### What the task asks
Repeat, line for line, the entries printed below.

### Supplied data

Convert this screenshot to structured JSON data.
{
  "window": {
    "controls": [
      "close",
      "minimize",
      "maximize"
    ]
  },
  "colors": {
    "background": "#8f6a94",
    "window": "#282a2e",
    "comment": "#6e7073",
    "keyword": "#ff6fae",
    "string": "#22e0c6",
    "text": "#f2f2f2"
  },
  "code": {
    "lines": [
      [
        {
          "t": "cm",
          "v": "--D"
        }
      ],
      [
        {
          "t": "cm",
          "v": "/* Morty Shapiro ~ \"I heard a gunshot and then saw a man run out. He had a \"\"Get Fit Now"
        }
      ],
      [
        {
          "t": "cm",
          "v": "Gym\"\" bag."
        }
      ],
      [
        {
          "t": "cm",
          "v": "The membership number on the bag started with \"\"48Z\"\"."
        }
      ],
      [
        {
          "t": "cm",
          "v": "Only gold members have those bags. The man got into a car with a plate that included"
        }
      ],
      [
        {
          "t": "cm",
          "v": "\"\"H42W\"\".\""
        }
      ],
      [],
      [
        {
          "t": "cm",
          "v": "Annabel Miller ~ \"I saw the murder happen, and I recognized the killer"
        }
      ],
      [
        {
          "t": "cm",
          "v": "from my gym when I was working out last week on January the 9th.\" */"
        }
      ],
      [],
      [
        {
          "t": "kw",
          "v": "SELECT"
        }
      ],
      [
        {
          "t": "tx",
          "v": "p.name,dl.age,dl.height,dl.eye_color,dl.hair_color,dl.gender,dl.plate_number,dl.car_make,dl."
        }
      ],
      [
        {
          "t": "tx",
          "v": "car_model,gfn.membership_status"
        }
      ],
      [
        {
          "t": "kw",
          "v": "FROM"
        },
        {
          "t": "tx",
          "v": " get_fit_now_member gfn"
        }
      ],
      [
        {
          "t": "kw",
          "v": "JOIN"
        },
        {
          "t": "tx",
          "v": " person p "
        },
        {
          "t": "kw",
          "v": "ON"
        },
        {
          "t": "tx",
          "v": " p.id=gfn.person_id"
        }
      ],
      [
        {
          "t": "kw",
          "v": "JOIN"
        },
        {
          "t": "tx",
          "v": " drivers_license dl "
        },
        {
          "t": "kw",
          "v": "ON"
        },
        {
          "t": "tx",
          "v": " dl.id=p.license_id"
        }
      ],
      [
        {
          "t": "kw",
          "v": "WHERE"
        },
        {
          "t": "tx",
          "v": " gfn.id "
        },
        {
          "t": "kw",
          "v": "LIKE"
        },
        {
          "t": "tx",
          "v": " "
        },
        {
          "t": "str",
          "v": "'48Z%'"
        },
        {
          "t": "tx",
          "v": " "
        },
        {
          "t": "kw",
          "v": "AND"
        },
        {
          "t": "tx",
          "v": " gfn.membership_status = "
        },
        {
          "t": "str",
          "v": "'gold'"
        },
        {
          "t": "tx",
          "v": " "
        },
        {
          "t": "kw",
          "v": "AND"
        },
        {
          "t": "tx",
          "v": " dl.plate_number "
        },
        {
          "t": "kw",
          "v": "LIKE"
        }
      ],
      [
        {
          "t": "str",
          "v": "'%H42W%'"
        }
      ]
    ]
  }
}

### Solution to the problem
Convert this screenshot to structured JSON data.
{
  "window": {
    "controls": [
      "close",
      "minimize",
      "maximize"
    ]
  },
  "colors": {
    "background": "#8f6a94",
    "window": "#282a2e",
    "comment": "#6e7073",
    "keyword": "#ff6fae",
    "string": "#22e0c6",
    "text": "#f2f2f2"
  },
  "code": {
    "lines": [
      [
        {
          "t": "cm",
          "v": "--D"
        }
      ],
      [
        {
          "t": "cm",
          "v": "/* Morty Shapiro ~ \"I heard a gunshot and then saw a man run out. He had a \"\"Get Fit Now"
        }
      ],
      [
        {
          "t": "cm",
          "v": "Gym\"\" bag."
        }
      ],
      [
        {
          "t": "cm",
          "v": "The membership number on the bag started with \"\"48Z\"\"."
        }
      ],
      [
        {
          "t": "cm",
          "v": "Only gold members have those bags. The man got into a car with a plate that included"
        }
      ],
      [
        {
          "t": "cm",
          "v": "\"\"H42W\"\".\""
        }
      ],
      [],
      [
        {
          "t": "cm",
          "v": "Annabel Miller ~ \"I saw the murder happen, and I recognized the killer"
        }
      ],
      [
        {
          "t": "cm",
          "v": "from my gym when I was working out last week on January the 9th.\" */"
        }
      ],
      [],
      [
        {
          "t": "kw",
          "v": "SELECT"
        }
      ],
      [
        {
          "t": "tx",
          "v": "p.name,dl.age,dl.height,dl.eye_color,dl.hair_color,dl.gender,dl.plate_number,dl.car_make,dl."
        }
      ],
      [
        {
          "t": "tx",
          "v": "car_model,gfn.membership_status"
        }
      ],
      [
        {
          "t": "kw",
          "v": "FROM"
        },
        {
          "t": "tx",
          "v": " get_fit_now_member gfn"
        }
      ],
      [
        {
          "t": "kw",
          "v": "JOIN"
        },
        {
          "t": "tx",
          "v": " person p "
        },
        {
          "t": "kw",
          "v": "ON"
        },
        {
          "t": "tx",
          "v": " p.id=gfn.person_id"
        }
      ],
      [
        {
          "t": "kw",
          "v": "JOIN"
        },
        {
          "t": "tx",
          "v": " drivers_license dl "
        },
        {
          "t": "kw",
          "v": "ON"
        },
        {
          "t": "tx",
          "v": " dl.id=p.license_id"
        }
      ],
      [
        {
          "t": "kw",
          "v": "WHERE"
        },
        {
          "t": "tx",
          "v": " gfn.id "
        },
        {
          "t": "kw",
          "v": "LIKE"
        },
        {
          "t": "tx",
          "v": " "
        },
        {
          "t": "str",
          "v": "'48Z%'"
        },
        {
          "t": "tx",
          "v": " "
        },
        {
          "t": "kw",
          "v": "AND"
        },
        {
          "t": "tx",
          "v": " gfn.membership_status = "
        },
        {
          "t": "str",
          "v": "'gold'"
        },
        {
          "t": "tx",
          "v": " "
        },
        {
          "t": "kw",
          "v": "AND"
        },
        {
          "t": "tx",
          "v": " dl.plate_number "
        },
        {
          "t": "kw",
          "v": "LIKE"
        }
      ],
      [
        {
          "t": "str",
          "v": "'%H42W%'"
        }
      ]
    ]
  }
}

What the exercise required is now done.